DATA ->
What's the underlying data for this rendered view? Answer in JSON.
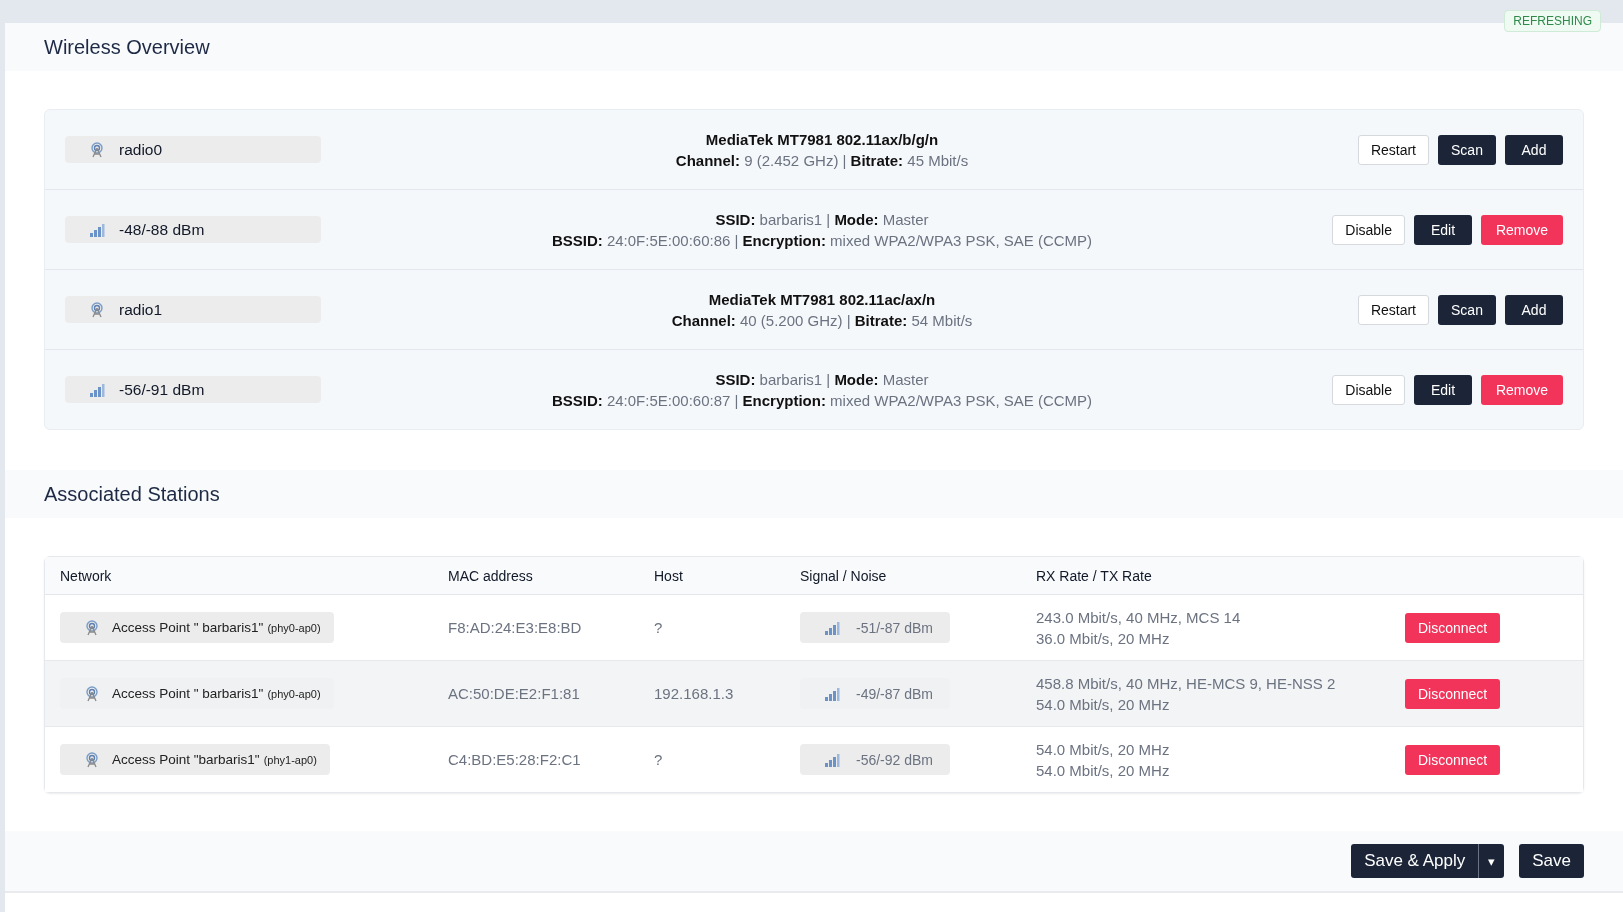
{
  "status_badge": "REFRESHING",
  "wireless_overview": {
    "title": "Wireless Overview",
    "rows": [
      {
        "kind": "radio",
        "badge": "radio0",
        "lines": [
          "**MediaTek MT7981 802.11ax/b/g/n**",
          "**Channel:** 9 (2.452 GHz) | **Bitrate:** 45 Mbit/s"
        ],
        "buttons": [
          {
            "label": "Restart",
            "kind": "outline"
          },
          {
            "label": "Scan",
            "kind": "dark"
          },
          {
            "label": "Add",
            "kind": "dark"
          }
        ]
      },
      {
        "kind": "network",
        "badge": "-48/-88 dBm",
        "lines": [
          "**SSID:** barbaris1 | **Mode:** Master",
          "**BSSID:** 24:0F:5E:00:60:86 | **Encryption:** mixed WPA2/WPA3 PSK, SAE (CCMP)"
        ],
        "buttons": [
          {
            "label": "Disable",
            "kind": "outline"
          },
          {
            "label": "Edit",
            "kind": "dark"
          },
          {
            "label": "Remove",
            "kind": "danger"
          }
        ]
      },
      {
        "kind": "radio",
        "badge": "radio1",
        "lines": [
          "**MediaTek MT7981 802.11ac/ax/n**",
          "**Channel:** 40 (5.200 GHz) | **Bitrate:** 54 Mbit/s"
        ],
        "buttons": [
          {
            "label": "Restart",
            "kind": "outline"
          },
          {
            "label": "Scan",
            "kind": "dark"
          },
          {
            "label": "Add",
            "kind": "dark"
          }
        ]
      },
      {
        "kind": "network",
        "badge": "-56/-91 dBm",
        "lines": [
          "**SSID:** barbaris1 | **Mode:** Master",
          "**BSSID:** 24:0F:5E:00:60:87 | **Encryption:** mixed WPA2/WPA3 PSK, SAE (CCMP)"
        ],
        "buttons": [
          {
            "label": "Disable",
            "kind": "outline"
          },
          {
            "label": "Edit",
            "kind": "dark"
          },
          {
            "label": "Remove",
            "kind": "danger"
          }
        ]
      }
    ]
  },
  "associated_stations": {
    "title": "Associated Stations",
    "columns": [
      "Network",
      "MAC address",
      "Host",
      "Signal / Noise",
      "RX Rate / TX Rate"
    ],
    "rows": [
      {
        "selected": false,
        "network": "Access Point \" barbaris1\"",
        "interface": "(phy0-ap0)",
        "mac": "F8:AD:24:E3:E8:BD",
        "host": "?",
        "signal": "-51/-87 dBm",
        "rx": "243.0 Mbit/s, 40 MHz, MCS 14",
        "tx": "36.0 Mbit/s, 20 MHz",
        "button": "Disconnect"
      },
      {
        "selected": true,
        "network": "Access Point \" barbaris1\"",
        "interface": "(phy0-ap0)",
        "mac": "AC:50:DE:E2:F1:81",
        "host": "192.168.1.3",
        "signal": "-49/-87 dBm",
        "rx": "458.8 Mbit/s, 40 MHz, HE-MCS 9, HE-NSS 2",
        "tx": "54.0 Mbit/s, 20 MHz",
        "button": "Disconnect"
      },
      {
        "selected": false,
        "network": "Access Point \"barbaris1\"",
        "interface": "(phy1-ap0)",
        "mac": "C4:BD:E5:28:F2:C1",
        "host": "?",
        "signal": "-56/-92 dBm",
        "rx": "54.0 Mbit/s, 20 MHz",
        "tx": "54.0 Mbit/s, 20 MHz",
        "button": "Disconnect"
      }
    ]
  },
  "footer": {
    "save_apply": "Save & Apply",
    "dropdown": "▾",
    "save": "Save"
  }
}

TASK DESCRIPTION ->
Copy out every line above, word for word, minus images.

RESPONSE TO THE EXERCISE ->
What's the underlying data for this rendered view? Answer in JSON.
{
  "status_badge": "REFRESHING",
  "wireless_overview": {
    "title": "Wireless Overview",
    "rows": [
      {
        "kind": "radio",
        "badge": "radio0",
        "lines": [
          "**MediaTek MT7981 802.11ax/b/g/n**",
          "**Channel:** 9 (2.452 GHz) | **Bitrate:** 45 Mbit/s"
        ],
        "buttons": [
          {
            "label": "Restart",
            "kind": "outline"
          },
          {
            "label": "Scan",
            "kind": "dark"
          },
          {
            "label": "Add",
            "kind": "dark"
          }
        ]
      },
      {
        "kind": "network",
        "badge": "-48/-88 dBm",
        "lines": [
          "**SSID:** barbaris1 | **Mode:** Master",
          "**BSSID:** 24:0F:5E:00:60:86 | **Encryption:** mixed WPA2/WPA3 PSK, SAE (CCMP)"
        ],
        "buttons": [
          {
            "label": "Disable",
            "kind": "outline"
          },
          {
            "label": "Edit",
            "kind": "dark"
          },
          {
            "label": "Remove",
            "kind": "danger"
          }
        ]
      },
      {
        "kind": "radio",
        "badge": "radio1",
        "lines": [
          "**MediaTek MT7981 802.11ac/ax/n**",
          "**Channel:** 40 (5.200 GHz) | **Bitrate:** 54 Mbit/s"
        ],
        "buttons": [
          {
            "label": "Restart",
            "kind": "outline"
          },
          {
            "label": "Scan",
            "kind": "dark"
          },
          {
            "label": "Add",
            "kind": "dark"
          }
        ]
      },
      {
        "kind": "network",
        "badge": "-56/-91 dBm",
        "lines": [
          "**SSID:** barbaris1 | **Mode:** Master",
          "**BSSID:** 24:0F:5E:00:60:87 | **Encryption:** mixed WPA2/WPA3 PSK, SAE (CCMP)"
        ],
        "buttons": [
          {
            "label": "Disable",
            "kind": "outline"
          },
          {
            "label": "Edit",
            "kind": "dark"
          },
          {
            "label": "Remove",
            "kind": "danger"
          }
        ]
      }
    ]
  },
  "associated_stations": {
    "title": "Associated Stations",
    "columns": [
      "Network",
      "MAC address",
      "Host",
      "Signal / Noise",
      "RX Rate / TX Rate"
    ],
    "rows": [
      {
        "selected": false,
        "network": "Access Point \" barbaris1\"",
        "interface": "(phy0-ap0)",
        "mac": "F8:AD:24:E3:E8:BD",
        "host": "?",
        "signal": "-51/-87 dBm",
        "rx": "243.0 Mbit/s, 40 MHz, MCS 14",
        "tx": "36.0 Mbit/s, 20 MHz",
        "button": "Disconnect"
      },
      {
        "selected": true,
        "network": "Access Point \" barbaris1\"",
        "interface": "(phy0-ap0)",
        "mac": "AC:50:DE:E2:F1:81",
        "host": "192.168.1.3",
        "signal": "-49/-87 dBm",
        "rx": "458.8 Mbit/s, 40 MHz, HE-MCS 9, HE-NSS 2",
        "tx": "54.0 Mbit/s, 20 MHz",
        "button": "Disconnect"
      },
      {
        "selected": false,
        "network": "Access Point \"barbaris1\"",
        "interface": "(phy1-ap0)",
        "mac": "C4:BD:E5:28:F2:C1",
        "host": "?",
        "signal": "-56/-92 dBm",
        "rx": "54.0 Mbit/s, 20 MHz",
        "tx": "54.0 Mbit/s, 20 MHz",
        "button": "Disconnect"
      }
    ]
  },
  "footer": {
    "save_apply": "Save & Apply",
    "dropdown": "▾",
    "save": "Save"
  }
}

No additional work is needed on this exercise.